Paris-based OECD has been struggling to set tax standards acceptable to all economies since 2013. As a last-ditch effort, the OECD launched the minimum effective global corporate tax rate of 15 per cent on multinational companies. This also could not come into being as member countries did not legislate it and Hungary objected to the European Union’s adoption of the plan.
The Tax Justice Network (TJN), a group of economists, journalists and activists, is a staunch critic of the OECD. In its release styled “UN tax convention proposed at General Assembly”, the network summarised OECD’s long-standing effort this way: “The OECD reform process has been hamstrung by a combination of entrenched private sector lobbying and opposition from OECD member countries that rank among the world’s biggest enablers of abuse on the Corporate Tax Haven Index and Financial Secrecy Index, and the organisation’s inability to offer a meaningful voice to lower-income countries.”
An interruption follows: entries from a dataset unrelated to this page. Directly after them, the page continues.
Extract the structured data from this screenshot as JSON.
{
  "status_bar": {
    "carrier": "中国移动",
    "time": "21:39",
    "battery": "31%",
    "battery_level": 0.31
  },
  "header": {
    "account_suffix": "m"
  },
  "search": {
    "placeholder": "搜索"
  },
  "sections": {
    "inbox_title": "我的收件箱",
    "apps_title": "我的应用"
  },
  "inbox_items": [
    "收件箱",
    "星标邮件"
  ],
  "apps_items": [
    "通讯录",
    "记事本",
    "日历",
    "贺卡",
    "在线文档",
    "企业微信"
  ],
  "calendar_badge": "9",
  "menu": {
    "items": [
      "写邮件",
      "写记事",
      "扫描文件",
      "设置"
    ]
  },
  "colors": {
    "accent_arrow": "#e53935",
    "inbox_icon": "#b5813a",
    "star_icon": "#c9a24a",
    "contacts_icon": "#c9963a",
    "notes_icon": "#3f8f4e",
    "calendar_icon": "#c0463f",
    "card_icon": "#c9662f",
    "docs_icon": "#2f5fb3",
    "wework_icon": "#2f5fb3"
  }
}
Indeed, the state of increasing unlikeliness on the OECD’s part to deliver global tax solutions is largely homegrown.
COMING TOGETHER OF AFRICAN NATIONS
The tax convention proposed in October was first requested by a delegation of African countries back in 2019. In February 2021, the UN high-level panel for Financial Accountability, Transparency, and Integrity called for a UN convention with a view to reforming tax policies. Also, the World Economic Forum supported the idea of a UN tax convention. The more OECD’s failure came to light, the more UN’s takeover gained ground.
None other than the secretary-general appeared as a protagonist for a broader UN role in international tax cooperation. His 17-page report to the General Assembly on combating illicit financial flows categorically called for implementing the Addis Ababa Action Agenda of the third international conference on Financing and Development whereby member states are pledge-bound to gear up international tax cooperation. Such cooperation must be universal in approach. One can understand now that the proposal is not just an apple falling from an African tree. It is rather a culmination of a series of efforts by countries, groups and individuals who are aware of and/or impacted by corporate manipulations.
HOW BIG IS THE LOST REVENUE
The International Consortium of Investigative Journalists (ICIJ) is a major player in unearthing tax fraud.
Spencer Woodman of the ICIJ writes: “In 2017, ICIJ’s Paradise Papers project shed light on tax manoeuvres of more than 100 corporations, including Nike and Apple, which shifted profits around the world to accumulate $252 billion offshore. A study published last year showed that, in one year alone, corporations shifted $1 trillion offshore, depriving governments of hundreds of billions in revenue.”
The TJN has quantified the lost revenue to the tune of $483 billion a year.
If and when things change, can Bangladesh have a slice of the pie? We will talk about that in the next write-up.
The author is a member of the Pacific Council on International Policy.